  • From the V1 to R1 stages (seedling to first flower) of soybean growth, the fungus colonizes within the plant cortex and only goes up the stem a few inches above the soil surface. (wikipedia.org)
  • The disease attacks at all stages of growth, which leaves the plant to turn yellow and wilt when fully developed because the roots are rotting. (wikipedia.org)
  • Early stages of the disease show a light brown and tan color that looks dry and dusty. (wikipedia.org)
  • Organism
  • A. nidulans (Emericella nidulans) has been used as a research organism for many years and was used by Guido Pontecorvo to demonstrate parasexuality in fungi. (wikipedia.org)
  • This fungal-bacterial symbiont is classified as a biosafety level 2 organism. (wikipedia.org)
  • actor and is caused by a fungal organism called Coccidioides immitis. (animalshelter.org)
  • affects
  • Silver scurf is a blemish disease, meaning the effect it has on tubers is mostly cosmetic and affects "fresh market, processing and seed tuber potatoes. (wikipedia.org)
  • Anthracnose is the most commonly observed disease that affects both pre- and postharvest management of guava. (ufl.edu)
  • cultivars
  • He says, "We do know that different cultivars have varying levels of resistance to the disease. (umass.edu)
  • Some European X Japanese hybrid cultivars may be more tolerant to the disease than others. (msu.edu)
  • symbiotic
  • found that as part of this exchange, the plant supplies lipids to its symbiotic fungi, thus providing the fungi with a robust source of carbon for their metabolic needs. (sciencemag.org)
  • commonly
  • Commonly, fungi grow on carbon-rich substrates like monosaccharides (such as glucose) and polysaccharides (such as amylose). (wikipedia.org)
  • This fungus is most commonly found in soil, plant debris, and foodstuffs. (wikipedia.org)

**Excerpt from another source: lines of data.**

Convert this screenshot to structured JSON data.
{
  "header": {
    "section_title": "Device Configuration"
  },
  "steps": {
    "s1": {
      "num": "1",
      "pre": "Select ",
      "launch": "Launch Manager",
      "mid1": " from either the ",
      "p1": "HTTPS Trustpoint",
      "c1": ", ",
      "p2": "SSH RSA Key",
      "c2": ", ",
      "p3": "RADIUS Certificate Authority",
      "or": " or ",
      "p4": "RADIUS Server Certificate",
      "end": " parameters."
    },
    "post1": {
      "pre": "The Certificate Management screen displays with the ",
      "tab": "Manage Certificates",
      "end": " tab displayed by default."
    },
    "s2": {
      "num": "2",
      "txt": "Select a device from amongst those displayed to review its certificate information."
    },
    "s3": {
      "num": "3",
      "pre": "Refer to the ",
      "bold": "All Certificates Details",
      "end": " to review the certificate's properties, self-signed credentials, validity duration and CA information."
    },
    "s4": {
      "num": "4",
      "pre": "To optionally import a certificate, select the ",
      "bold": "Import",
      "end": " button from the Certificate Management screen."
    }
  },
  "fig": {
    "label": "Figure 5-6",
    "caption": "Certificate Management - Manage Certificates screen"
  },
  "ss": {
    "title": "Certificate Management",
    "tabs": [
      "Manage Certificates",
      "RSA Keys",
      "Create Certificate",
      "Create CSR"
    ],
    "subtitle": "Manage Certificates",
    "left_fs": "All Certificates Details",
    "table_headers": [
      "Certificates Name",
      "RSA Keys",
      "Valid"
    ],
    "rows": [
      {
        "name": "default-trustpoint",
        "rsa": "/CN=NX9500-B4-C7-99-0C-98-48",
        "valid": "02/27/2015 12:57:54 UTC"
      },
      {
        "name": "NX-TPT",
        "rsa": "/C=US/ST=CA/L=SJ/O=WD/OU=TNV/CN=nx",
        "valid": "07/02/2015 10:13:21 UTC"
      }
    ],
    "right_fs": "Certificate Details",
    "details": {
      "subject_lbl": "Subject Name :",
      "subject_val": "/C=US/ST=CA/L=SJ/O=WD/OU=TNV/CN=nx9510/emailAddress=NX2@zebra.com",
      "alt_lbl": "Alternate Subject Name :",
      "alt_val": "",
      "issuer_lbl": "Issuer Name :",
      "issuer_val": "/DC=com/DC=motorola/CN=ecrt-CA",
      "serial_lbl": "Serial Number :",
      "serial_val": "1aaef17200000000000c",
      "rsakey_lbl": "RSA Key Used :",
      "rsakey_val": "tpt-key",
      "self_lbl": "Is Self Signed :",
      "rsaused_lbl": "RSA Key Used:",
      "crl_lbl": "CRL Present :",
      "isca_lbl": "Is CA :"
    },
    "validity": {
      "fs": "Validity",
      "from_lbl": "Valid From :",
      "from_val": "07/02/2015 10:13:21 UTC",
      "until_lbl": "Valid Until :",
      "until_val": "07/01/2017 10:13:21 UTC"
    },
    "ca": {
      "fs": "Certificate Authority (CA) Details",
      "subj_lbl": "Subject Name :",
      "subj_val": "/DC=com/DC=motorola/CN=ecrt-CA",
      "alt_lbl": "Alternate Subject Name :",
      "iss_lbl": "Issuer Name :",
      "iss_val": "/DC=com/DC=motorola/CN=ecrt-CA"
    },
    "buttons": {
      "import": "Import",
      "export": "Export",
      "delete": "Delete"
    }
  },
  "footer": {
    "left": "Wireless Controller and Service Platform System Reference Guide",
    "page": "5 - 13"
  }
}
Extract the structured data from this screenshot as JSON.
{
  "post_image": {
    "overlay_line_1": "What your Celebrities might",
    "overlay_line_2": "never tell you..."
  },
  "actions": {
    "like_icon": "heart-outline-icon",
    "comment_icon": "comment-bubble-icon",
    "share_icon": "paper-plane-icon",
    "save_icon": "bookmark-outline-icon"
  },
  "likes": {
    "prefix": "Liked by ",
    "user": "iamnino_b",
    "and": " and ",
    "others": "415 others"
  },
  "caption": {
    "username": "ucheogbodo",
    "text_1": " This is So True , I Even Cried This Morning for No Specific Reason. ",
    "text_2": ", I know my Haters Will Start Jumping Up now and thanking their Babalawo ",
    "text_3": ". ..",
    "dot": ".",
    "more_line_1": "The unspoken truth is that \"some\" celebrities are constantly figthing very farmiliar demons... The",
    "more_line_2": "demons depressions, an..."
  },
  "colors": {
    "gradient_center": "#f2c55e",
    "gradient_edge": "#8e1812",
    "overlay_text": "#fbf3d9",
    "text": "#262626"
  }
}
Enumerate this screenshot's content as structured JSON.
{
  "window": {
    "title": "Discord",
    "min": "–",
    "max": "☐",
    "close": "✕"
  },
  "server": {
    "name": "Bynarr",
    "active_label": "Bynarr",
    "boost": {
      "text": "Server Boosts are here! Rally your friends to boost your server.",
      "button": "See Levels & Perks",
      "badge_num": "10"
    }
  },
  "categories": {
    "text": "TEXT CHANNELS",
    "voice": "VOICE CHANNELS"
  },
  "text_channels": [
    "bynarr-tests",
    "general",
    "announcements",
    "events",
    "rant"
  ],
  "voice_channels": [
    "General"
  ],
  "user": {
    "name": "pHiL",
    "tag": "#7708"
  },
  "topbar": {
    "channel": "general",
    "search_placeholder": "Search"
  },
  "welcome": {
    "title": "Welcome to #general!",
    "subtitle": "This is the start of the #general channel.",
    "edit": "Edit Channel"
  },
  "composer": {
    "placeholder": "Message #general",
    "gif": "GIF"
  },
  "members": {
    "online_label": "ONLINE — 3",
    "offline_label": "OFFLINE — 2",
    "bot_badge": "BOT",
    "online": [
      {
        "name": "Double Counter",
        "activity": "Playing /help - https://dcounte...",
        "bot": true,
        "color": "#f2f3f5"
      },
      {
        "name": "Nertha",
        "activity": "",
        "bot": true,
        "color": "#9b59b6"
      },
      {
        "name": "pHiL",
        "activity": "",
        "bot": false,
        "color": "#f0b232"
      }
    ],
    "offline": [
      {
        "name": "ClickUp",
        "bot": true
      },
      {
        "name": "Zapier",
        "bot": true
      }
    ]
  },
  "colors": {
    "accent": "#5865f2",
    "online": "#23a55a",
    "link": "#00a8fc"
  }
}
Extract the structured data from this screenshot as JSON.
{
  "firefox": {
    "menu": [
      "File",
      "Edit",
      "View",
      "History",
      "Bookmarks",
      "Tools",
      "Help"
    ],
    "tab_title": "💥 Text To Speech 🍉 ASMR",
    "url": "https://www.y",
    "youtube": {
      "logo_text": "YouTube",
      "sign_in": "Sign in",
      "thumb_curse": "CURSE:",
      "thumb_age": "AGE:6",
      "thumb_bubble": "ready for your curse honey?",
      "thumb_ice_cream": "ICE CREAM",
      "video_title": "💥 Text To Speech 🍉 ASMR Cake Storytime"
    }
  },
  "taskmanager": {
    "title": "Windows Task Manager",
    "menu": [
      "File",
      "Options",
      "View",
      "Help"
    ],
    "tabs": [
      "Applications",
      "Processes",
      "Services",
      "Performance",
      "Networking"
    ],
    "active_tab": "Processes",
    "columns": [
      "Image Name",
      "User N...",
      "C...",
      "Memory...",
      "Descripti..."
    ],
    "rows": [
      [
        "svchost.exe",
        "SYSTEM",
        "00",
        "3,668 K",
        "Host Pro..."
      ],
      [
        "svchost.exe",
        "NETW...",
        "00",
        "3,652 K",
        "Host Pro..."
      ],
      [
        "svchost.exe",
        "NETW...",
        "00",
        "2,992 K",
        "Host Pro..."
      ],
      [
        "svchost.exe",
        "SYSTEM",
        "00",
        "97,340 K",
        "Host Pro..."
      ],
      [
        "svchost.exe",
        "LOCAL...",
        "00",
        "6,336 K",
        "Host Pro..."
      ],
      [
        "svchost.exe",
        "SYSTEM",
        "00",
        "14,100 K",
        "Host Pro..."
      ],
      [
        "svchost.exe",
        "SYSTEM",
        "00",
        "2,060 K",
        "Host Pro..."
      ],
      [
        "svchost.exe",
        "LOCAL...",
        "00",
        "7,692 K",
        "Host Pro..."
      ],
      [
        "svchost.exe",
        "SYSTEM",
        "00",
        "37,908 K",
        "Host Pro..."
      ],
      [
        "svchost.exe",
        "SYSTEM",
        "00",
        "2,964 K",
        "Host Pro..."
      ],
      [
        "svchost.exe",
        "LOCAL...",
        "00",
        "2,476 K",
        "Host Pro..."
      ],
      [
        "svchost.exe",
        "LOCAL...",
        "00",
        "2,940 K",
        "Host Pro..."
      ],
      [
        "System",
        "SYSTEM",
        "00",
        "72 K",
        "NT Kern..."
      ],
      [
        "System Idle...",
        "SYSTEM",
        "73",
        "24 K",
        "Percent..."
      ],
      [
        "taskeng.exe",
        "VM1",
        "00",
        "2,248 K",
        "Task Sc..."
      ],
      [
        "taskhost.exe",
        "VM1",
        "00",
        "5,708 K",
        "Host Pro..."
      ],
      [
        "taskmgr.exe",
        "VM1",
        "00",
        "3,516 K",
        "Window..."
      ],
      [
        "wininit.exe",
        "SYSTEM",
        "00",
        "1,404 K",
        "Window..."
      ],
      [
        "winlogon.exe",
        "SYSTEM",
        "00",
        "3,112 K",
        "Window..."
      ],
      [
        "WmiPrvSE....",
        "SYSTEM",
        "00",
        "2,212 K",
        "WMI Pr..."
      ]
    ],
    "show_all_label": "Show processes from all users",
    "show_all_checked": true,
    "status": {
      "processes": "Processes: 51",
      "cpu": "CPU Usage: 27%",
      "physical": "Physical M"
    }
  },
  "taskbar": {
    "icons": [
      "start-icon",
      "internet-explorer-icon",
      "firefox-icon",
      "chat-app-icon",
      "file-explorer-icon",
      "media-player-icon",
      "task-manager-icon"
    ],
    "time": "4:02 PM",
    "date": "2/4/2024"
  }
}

  • Carboxin is a commonly used fungicide on seeds, which works well to prevent onset of disease. (wikipedia.org)